What is a migraine?
A migraine is a type of headache that typically involves throbbing pain, sensitivity to light and sounds, nausea and vomiting. Migraines can worsen with normal activity and can last anywhere from four hours to three days.
What are the symptoms of a migraine?
Some signs and symptoms of migraines can include: auras - these are symptoms that occur before a migraine and include visual disturbances such as flashing lights and blind spots, sensitivity to smell, tingling of face and hands, transient weakness in …
What causes a migraine?
Migraines are thought to be caused by a change in blood vessels to the brain. It may also start like other headaches, with a wave of electrical activity spreading across the brain. This electrical activity is thought to give rise to auras such as tingling in face …
Who gets a migraine?
Migraines can affect anyone. However, there are also with specific risk factors which include: family history - you are at increased risk if other people in your family experience migraines; gender - migraines are four times more common in women than in men, and; age - …
How is a migraine diagnosed?
There is no specific test to diagnose a migraine. Your doctor will ask you about your medical history and symptoms that were experienced at the time. They may also ask you when and how often the symptoms occur, to help identify the cause of the migraine.
How is a migraine treated?
During a migraine, it is best to begin treatment as soon as possible. Treatment can include: taking pain-relief medications such as aspirin or acetaminophen; resting in a quiet, dark, cool room; placing cold packs on the forehead or neck, and; staying hydrated by …
Can a migraine be cured?
There is no cure for migraines. However, it is possible to reduce the likelihood of migraines occurring by identifying and avoiding suspected migraine triggers.
Will a migraine clear on its own?
In most cases a migraine will clear on its own if you follow the basic treatment steps of taking aspirin or acetaminophen and resting in a quiet, cool, dark room.
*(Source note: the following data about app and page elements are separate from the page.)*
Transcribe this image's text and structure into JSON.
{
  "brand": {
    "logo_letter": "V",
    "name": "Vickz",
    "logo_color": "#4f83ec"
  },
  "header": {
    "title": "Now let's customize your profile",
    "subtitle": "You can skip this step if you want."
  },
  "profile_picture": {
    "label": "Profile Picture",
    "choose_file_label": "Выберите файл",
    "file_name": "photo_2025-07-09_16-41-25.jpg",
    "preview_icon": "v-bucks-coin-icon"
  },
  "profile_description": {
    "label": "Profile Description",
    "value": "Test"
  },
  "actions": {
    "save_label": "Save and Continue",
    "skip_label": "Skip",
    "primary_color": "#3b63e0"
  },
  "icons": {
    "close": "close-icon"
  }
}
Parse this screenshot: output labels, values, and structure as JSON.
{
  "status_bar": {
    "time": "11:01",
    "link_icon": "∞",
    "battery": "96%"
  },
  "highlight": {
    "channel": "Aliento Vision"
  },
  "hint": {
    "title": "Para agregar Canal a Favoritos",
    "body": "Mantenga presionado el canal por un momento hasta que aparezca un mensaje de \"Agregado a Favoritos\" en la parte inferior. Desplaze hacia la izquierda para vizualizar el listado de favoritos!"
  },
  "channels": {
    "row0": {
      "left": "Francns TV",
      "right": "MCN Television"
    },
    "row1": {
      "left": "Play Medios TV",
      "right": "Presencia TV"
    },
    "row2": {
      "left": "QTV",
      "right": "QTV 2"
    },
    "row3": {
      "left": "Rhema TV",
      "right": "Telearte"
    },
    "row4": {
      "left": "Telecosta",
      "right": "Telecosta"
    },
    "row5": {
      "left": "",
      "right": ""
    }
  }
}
Placing cold packs on the forehead or neck, drinking water and limiting movement can also …
About this article
Author: Dr Nikki Wallis PhD, BSc
First answered: 17 Oct 2014
Last reviewed: 19 May 2018
Rating: 4.8 out of 5
Votes: 742 (Click smiley face below to rate)